» WHAT TO PRODUCE
An exact copy of all the records is the expected answer.

» TASK INPUTS
- Opening Delimiter -

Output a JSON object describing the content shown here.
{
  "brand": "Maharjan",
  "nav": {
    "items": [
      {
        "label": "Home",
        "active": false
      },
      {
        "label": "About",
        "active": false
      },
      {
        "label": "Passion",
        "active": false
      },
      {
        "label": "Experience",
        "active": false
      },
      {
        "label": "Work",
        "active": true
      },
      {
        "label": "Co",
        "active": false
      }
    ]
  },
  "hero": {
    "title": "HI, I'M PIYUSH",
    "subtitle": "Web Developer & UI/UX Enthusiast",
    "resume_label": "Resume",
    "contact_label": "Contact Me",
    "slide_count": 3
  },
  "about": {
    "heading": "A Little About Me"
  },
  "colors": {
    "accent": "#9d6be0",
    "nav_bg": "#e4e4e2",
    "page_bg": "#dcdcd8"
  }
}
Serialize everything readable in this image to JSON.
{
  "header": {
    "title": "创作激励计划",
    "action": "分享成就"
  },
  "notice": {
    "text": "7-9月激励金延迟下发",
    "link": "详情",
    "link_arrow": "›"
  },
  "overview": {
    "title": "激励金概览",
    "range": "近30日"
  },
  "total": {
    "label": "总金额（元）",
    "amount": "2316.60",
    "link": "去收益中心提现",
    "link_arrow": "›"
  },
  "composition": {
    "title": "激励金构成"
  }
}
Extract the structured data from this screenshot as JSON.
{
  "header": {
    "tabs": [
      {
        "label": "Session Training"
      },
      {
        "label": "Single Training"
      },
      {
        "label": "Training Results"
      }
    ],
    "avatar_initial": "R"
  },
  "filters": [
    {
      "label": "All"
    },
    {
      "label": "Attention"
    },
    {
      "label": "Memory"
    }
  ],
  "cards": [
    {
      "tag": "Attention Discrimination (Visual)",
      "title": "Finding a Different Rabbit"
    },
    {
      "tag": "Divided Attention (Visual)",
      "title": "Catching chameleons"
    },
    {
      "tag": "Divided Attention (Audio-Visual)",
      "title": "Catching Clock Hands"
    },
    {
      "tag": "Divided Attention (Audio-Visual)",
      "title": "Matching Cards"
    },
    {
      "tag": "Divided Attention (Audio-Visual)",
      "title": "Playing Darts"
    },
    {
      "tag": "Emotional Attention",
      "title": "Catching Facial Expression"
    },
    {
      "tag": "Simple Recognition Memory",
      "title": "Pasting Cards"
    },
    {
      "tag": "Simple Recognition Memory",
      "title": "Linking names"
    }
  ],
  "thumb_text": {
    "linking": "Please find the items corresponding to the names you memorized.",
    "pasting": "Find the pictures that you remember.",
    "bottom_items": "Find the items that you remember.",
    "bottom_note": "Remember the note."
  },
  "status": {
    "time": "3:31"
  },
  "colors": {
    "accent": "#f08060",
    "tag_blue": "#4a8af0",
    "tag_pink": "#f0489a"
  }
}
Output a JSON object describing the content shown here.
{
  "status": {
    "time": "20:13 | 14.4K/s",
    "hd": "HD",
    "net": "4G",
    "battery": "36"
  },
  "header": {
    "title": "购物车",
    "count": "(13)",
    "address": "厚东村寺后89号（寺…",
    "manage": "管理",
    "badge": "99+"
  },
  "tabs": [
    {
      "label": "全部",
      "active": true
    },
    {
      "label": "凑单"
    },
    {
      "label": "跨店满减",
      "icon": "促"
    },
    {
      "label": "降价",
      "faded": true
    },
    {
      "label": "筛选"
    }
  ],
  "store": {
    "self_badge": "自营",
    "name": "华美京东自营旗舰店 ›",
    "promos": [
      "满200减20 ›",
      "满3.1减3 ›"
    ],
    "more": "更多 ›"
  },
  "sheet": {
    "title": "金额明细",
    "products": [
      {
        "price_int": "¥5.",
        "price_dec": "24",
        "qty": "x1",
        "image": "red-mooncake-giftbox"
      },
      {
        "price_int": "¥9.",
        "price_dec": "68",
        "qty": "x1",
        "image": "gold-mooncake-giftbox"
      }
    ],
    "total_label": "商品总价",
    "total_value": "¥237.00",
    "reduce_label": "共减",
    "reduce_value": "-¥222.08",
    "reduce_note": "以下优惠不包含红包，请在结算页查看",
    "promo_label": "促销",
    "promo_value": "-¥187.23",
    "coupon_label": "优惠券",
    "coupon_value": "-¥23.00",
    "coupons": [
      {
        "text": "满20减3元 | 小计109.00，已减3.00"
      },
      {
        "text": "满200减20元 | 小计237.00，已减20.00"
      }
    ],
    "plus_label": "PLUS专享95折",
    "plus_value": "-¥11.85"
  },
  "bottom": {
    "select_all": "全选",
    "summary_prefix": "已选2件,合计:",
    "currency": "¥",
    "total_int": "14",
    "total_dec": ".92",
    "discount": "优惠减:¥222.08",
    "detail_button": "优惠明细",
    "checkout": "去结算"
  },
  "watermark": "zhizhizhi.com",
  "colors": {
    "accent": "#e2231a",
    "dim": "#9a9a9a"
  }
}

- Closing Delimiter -

» TASK OUTPUT
Output a JSON object describing the content shown here.
{
  "brand": "Maharjan",
  "nav": {
    "items": [
      {
        "label": "Home",
        "active": false
      },
      {
        "label": "About",
        "active": false
      },
      {
        "label": "Passion",
        "active": false
      },
      {
        "label": "Experience",
        "active": false
      },
      {
        "label": "Work",
        "active": true
      },
      {
        "label": "Co",
        "active": false
      }
    ]
  },
  "hero": {
    "title": "HI, I'M PIYUSH",
    "subtitle": "Web Developer & UI/UX Enthusiast",
    "resume_label": "Resume",
    "contact_label": "Contact Me",
    "slide_count": 3
  },
  "about": {
    "heading": "A Little About Me"
  },
  "colors": {
    "accent": "#9d6be0",
    "nav_bg": "#e4e4e2",
    "page_bg": "#dcdcd8"
  }
}
Serialize everything readable in this image to JSON.
{
  "header": {
    "title": "创作激励计划",
    "action": "分享成就"
  },
  "notice": {
    "text": "7-9月激励金延迟下发",
    "link": "详情",
    "link_arrow": "›"
  },
  "overview": {
    "title": "激励金概览",
    "range": "近30日"
  },
  "total": {
    "label": "总金额（元）",
    "amount": "2316.60",
    "link": "去收益中心提现",
    "link_arrow": "›"
  },
  "composition": {
    "title": "激励金构成"
  }
}
Extract the structured data from this screenshot as JSON.
{
  "header": {
    "tabs": [
      {
        "label": "Session Training"
      },
      {
        "label": "Single Training"
      },
      {
        "label": "Training Results"
      }
    ],
    "avatar_initial": "R"
  },
  "filters": [
    {
      "label": "All"
    },
    {
      "label": "Attention"
    },
    {
      "label": "Memory"
    }
  ],
  "cards": [
    {
      "tag": "Attention Discrimination (Visual)",
      "title": "Finding a Different Rabbit"
    },
    {
      "tag": "Divided Attention (Visual)",
      "title": "Catching chameleons"
    },
    {
      "tag": "Divided Attention (Audio-Visual)",
      "title": "Catching Clock Hands"
    },
    {
      "tag": "Divided Attention (Audio-Visual)",
      "title": "Matching Cards"
    },
    {
      "tag": "Divided Attention (Audio-Visual)",
      "title": "Playing Darts"
    },
    {
      "tag": "Emotional Attention",
      "title": "Catching Facial Expression"
    },
    {
      "tag": "Simple Recognition Memory",
      "title": "Pasting Cards"
    },
    {
      "tag": "Simple Recognition Memory",
      "title": "Linking names"
    }
  ],
  "thumb_text": {
    "linking": "Please find the items corresponding to the names you memorized.",
    "pasting": "Find the pictures that you remember.",
    "bottom_items": "Find the items that you remember.",
    "bottom_note": "Remember the note."
  },
  "status": {
    "time": "3:31"
  },
  "colors": {
    "accent": "#f08060",
    "tag_blue": "#4a8af0",
    "tag_pink": "#f0489a"
  }
}
Output a JSON object describing the content shown here.
{
  "status": {
    "time": "20:13 | 14.4K/s",
    "hd": "HD",
    "net": "4G",
    "battery": "36"
  },
  "header": {
    "title": "购物车",
    "count": "(13)",
    "address": "厚东村寺后89号（寺…",
    "manage": "管理",
    "badge": "99+"
  },
  "tabs": [
    {
      "label": "全部",
      "active": true
    },
    {
      "label": "凑单"
    },
    {
      "label": "跨店满减",
      "icon": "促"
    },
    {
      "label": "降价",
      "faded": true
    },
    {
      "label": "筛选"
    }
  ],
  "store": {
    "self_badge": "自营",
    "name": "华美京东自营旗舰店 ›",
    "promos": [
      "满200减20 ›",
      "满3.1减3 ›"
    ],
    "more": "更多 ›"
  },
  "sheet": {
    "title": "金额明细",
    "products": [
      {
        "price_int": "¥5.",
        "price_dec": "24",
        "qty": "x1",
        "image": "red-mooncake-giftbox"
      },
      {
        "price_int": "¥9.",
        "price_dec": "68",
        "qty": "x1",
        "image": "gold-mooncake-giftbox"
      }
    ],
    "total_label": "商品总价",
    "total_value": "¥237.00",
    "reduce_label": "共减",
    "reduce_value": "-¥222.08",
    "reduce_note": "以下优惠不包含红包，请在结算页查看",
    "promo_label": "促销",
    "promo_value": "-¥187.23",
    "coupon_label": "优惠券",
    "coupon_value": "-¥23.00",
    "coupons": [
      {
        "text": "满20减3元 | 小计109.00，已减3.00"
      },
      {
        "text": "满200减20元 | 小计237.00，已减20.00"
      }
    ],
    "plus_label": "PLUS专享95折",
    "plus_value": "-¥11.85"
  },
  "bottom": {
    "select_all": "全选",
    "summary_prefix": "已选2件,合计:",
    "currency": "¥",
    "total_int": "14",
    "total_dec": ".92",
    "discount": "优惠减:¥222.08",
    "detail_button": "优惠明细",
    "checkout": "去结算"
  },
  "watermark": "zhizhizhi.com",
  "colors": {
    "accent": "#e2231a",
    "dim": "#9a9a9a"
  }
}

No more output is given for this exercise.